Global Glaciers Inventory Glaciers in Each Country Global Warming

In 30 years, there may be none.

A warming climate is melting Glacier’s glaciers, an icy retreat that promises to change not just tourists’ vistas, but also the mountains and everything around them.

Streams fed by snowmelt are reaching peak spring flows weeks earlier than in the past, and low summer flows weeks before they used to. Some farmers who depend on irrigation in the parched days of late summer are no longer sure that enough water will be there. Bull trout, once pan-fried over anglers’ campfires, are now caught and released to protect a population that is shrinking as water temperatures rise.

Many of the mom-and-pop ski areas that once peppered these mountains have closed. Increasingly, the season is not long enough, nor the snows heavy enough, to justify staying open.

What is happening here is occurring, to greater or lesser extents, in mountains across the North American West. In the Colorado Rockies, the median date of snowmelt shifted two to three weeks earlier from 1978 to 2007. In Washington, the Cascades lost nearly a quarter of their snowpack from 1930 to 2007. Every year, British Columbia’s glaciers shed the equivalent of 10 percent of the Mississippi River’s flow because of melting.

The retreat is not entirely due to man-made global warming, though scientists say that plays a major role. While the rate of melting has alternately sped up and slowed in lock step with decades-long climate cycles, it has risen steeply since about 1980.

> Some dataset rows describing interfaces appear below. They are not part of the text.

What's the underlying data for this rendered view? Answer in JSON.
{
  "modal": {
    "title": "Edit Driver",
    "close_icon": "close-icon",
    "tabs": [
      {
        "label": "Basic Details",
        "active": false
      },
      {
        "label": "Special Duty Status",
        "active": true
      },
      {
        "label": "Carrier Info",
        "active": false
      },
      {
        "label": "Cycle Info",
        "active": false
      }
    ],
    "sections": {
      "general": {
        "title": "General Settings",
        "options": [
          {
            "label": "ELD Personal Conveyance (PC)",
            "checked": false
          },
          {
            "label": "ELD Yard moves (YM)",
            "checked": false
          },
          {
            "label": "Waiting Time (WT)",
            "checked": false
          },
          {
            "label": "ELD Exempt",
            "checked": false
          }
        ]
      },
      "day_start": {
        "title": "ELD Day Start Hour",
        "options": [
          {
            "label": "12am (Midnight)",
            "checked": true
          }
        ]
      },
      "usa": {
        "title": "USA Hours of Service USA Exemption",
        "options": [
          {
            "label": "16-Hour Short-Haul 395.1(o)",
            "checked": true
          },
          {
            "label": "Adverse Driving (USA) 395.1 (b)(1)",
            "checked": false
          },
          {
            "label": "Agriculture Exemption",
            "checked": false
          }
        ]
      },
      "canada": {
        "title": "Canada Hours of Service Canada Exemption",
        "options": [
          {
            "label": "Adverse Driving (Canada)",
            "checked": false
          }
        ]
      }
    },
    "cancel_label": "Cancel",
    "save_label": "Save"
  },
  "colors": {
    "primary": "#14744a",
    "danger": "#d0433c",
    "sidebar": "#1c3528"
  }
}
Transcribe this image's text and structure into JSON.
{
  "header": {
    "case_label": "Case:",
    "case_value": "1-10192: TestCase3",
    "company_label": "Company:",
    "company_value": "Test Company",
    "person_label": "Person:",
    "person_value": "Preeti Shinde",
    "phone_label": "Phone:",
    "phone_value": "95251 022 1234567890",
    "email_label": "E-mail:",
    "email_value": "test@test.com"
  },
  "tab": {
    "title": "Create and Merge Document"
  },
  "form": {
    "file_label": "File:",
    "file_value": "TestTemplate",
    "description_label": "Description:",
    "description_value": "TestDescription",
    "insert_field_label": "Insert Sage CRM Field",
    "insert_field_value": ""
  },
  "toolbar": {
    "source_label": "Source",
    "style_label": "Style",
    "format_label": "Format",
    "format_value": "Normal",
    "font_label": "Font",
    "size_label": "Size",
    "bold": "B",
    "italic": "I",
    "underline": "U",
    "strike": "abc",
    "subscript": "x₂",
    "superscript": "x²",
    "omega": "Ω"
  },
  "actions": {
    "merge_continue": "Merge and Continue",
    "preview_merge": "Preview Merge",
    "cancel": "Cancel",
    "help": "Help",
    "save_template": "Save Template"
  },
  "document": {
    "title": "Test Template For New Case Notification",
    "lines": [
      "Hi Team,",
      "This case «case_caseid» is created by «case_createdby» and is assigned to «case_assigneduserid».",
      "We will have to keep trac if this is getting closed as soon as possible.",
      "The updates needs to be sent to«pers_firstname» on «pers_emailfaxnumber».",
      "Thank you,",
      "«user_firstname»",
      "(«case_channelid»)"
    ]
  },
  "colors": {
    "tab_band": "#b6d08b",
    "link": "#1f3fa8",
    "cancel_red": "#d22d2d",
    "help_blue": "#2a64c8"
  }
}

And while glaciers came and went millenniums ago, the changes this time are unfolding over a Rocky Mountain landscape of big cities, sprawling farms and growing industry. All depend on steady supplies of water, and in the American West, at least 80 percent of it comes from the mountains.